As someone once dubbed the biggest gossip in town, I’m fair strugglin’.
Surely I’m not the only one to click that, in these isolating times, there’s nae goss worth a damn. In fact, there’s nae goss ava’. Maybe just as well I canna have lunch with my pals because we’d probably have to sit in silence.
So fit’s a peer quine to do when there’s zilch to fire her imagination? Has to be the telly. All my telephone chats with mates these days revolve around what’s good or bad on the small screen. Feel gypes, we’re in a panic if we don’t have at least a couple of recommended series recorded, on-demanded or Netflixed.
Rarely do we agree what’s good or bad. Others adored chess-absorbed The Queen’s Gambit; bored me to tears. Ditto Bridgerton. Youngies drooled ower Normal People. Me and my fellow ancients loathed it with a passion even greater than on the screen.

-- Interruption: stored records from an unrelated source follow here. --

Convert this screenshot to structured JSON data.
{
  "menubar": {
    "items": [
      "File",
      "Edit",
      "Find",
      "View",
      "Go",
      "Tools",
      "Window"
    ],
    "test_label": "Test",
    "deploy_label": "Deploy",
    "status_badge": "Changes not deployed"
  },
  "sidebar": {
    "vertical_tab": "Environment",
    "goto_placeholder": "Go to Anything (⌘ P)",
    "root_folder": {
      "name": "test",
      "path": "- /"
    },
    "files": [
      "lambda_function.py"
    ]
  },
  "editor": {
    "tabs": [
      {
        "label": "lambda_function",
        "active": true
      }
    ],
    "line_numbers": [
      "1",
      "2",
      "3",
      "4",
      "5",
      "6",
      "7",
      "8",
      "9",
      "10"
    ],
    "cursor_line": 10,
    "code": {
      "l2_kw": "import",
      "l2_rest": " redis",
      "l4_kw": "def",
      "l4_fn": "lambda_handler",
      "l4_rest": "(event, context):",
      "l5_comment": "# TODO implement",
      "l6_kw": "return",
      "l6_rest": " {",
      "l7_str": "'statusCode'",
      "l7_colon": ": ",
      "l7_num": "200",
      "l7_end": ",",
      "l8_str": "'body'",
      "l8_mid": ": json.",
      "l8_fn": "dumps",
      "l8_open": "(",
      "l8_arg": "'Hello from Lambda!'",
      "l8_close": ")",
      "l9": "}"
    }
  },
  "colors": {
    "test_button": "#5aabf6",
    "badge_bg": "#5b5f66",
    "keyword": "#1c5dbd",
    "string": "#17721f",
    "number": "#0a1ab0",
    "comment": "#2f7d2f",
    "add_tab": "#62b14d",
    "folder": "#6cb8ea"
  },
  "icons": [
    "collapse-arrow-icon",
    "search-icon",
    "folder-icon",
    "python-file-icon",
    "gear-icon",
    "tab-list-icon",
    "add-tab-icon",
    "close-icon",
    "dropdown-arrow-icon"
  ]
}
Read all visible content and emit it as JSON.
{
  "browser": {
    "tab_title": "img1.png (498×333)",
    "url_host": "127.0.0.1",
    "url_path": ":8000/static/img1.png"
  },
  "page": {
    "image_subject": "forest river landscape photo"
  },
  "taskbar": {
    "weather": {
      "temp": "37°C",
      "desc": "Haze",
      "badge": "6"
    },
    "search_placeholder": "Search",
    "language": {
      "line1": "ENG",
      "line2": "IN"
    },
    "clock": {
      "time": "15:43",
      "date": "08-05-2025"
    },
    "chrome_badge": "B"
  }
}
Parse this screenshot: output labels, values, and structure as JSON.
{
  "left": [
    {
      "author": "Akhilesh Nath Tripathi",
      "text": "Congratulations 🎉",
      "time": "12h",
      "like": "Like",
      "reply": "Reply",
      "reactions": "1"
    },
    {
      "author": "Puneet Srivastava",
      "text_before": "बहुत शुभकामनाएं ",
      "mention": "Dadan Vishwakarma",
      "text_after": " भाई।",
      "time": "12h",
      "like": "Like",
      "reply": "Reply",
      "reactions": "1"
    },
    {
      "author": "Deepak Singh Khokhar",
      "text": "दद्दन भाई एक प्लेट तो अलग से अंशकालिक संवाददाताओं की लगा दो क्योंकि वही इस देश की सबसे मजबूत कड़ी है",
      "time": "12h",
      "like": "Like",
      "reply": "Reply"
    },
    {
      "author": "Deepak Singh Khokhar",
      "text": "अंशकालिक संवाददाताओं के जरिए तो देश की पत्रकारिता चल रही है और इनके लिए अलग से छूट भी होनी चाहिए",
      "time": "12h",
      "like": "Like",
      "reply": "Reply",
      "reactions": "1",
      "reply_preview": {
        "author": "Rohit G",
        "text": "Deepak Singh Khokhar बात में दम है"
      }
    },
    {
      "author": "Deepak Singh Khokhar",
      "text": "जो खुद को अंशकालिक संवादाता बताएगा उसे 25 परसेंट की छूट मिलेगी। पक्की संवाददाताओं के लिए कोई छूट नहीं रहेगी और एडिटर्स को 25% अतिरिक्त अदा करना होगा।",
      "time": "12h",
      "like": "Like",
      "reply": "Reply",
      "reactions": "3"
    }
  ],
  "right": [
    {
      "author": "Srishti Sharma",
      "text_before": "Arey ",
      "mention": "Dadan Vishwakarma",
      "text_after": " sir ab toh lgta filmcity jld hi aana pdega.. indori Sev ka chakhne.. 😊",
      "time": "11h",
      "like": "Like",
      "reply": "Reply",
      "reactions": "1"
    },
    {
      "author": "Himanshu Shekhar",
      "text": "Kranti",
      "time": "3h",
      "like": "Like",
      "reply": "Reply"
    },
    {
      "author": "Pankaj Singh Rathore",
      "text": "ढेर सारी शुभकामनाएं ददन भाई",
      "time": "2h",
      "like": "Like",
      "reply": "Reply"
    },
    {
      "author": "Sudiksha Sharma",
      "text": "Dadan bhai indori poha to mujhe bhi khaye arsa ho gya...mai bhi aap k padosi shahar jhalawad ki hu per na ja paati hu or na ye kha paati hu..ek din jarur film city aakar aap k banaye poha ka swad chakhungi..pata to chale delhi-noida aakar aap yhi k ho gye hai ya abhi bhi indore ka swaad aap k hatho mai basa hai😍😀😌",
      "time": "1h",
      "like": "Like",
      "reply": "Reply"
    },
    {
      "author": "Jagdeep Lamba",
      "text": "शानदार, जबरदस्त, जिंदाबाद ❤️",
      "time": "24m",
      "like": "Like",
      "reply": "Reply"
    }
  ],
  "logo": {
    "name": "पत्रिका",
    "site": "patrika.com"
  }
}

I came across an absolute belter of a documentary earlier this week that brought the young Mo flooding back. My Generation, on BBC Two, was fronted by the superbly funny, self-deprecating, still gorgeous Michael Caine, remembering the cultural revolution of the 1960s in his home town of London. I watched, absorbed, wondering if I might suddenly appear in the footage.
The summer of 1967 was when I took off to be a mother’s “help” (there’s a laugh) in London because I wanted to be in what I thought was the centre of the world. Every day off, I’d tart masellie up with the trendiest Aberdeen C&A’s claes I’d bought in preparation for joining the “in” crowd and headed for Carnaby Street and Chelsea.
Losh, did I feel like a trendsetter, scanning every pavement for a glimpse of one of my idols, especially king Kink Ray Davies or tantalising Terence Stamp.
All I spotted was that my Bridge Street frocks looked positively frumpy compared to the micro-minis only a sliver ower the bums of the frontline King’s Road fashionistas.
And my hair looked Jurassic – not long and dishevelled-sexy like Marianne and Julie, nor Vidal-block-chopped like Twiggy. Just ear-length, straggly hingin’.
So, instead of being elated aboot rubbing shooders wi’ the stars, I felt I was standin’ oot like the ultimate country bumpkin, thence driven to comfort-eating burgers and gateaux in every trendy cafe I spied.
Before heading home to this backwater in September, I lashed oot on a mini dress from Mary Quant’s famous Bazaar boutique – not even having the courage to try it on. Maybe just as well mum and dad went ballistic when they spied its teeniness. Because – thanks to my star-starved appetite – my expansive hurdies hadnae a chance o’ squeezin’ into it. Never did.
Trump full of promises over N-east coast plans
Only five days before Joe Biden is sworn in as the next president of the United States, but it remains all a bit scary. Around the world, people are suggesting Donald Trump has mental health issues which have left him believing the election was rigged and he should remain in the White House.
Yet he still commands a huge influence over the right-wing thugs who marched on Washington last week, with such horrifying results.
The most terrifying thing is that this frightening man will still have sole and complete control over the USA’s nuclear weapons until January 20.
Grampian folk are doubtless reminded of our own victimisation at his hands.
Courtesy of then First Minister Alex Salmond taking the final decision away from Aberdeenshire councillors (thanks, Big Eck), we lost a huge swathe of one of our most stunning and scientifically precious stretches of beach; now an extortionately expensive golf course, with another in the pipeline.
The Trump circus wooed us with promises of thousands of jobs, new homes, a holiday village – an income magnet.
Zilch has come to pass and Trumperama at Balmedie remains in the red. Holyrood owes the north-east a huge apology for thrusting The Donald, his bullying tactics and down-sized development into our midst.
Postcode lottery would strain Patients
It’s understandable so many of us, particularly the elderly, are desperate to get the jabs which could save our lives. However, we have to be patient, especially if we’re clogging line and preventing ill people from getting through to the surgeries.
But I couldn’t help noticing from the EE story some medical groups have started on the over-80s, while some are still waiting for supplies. Hopefully, the jab roll-out is not developing into a postcode lottery.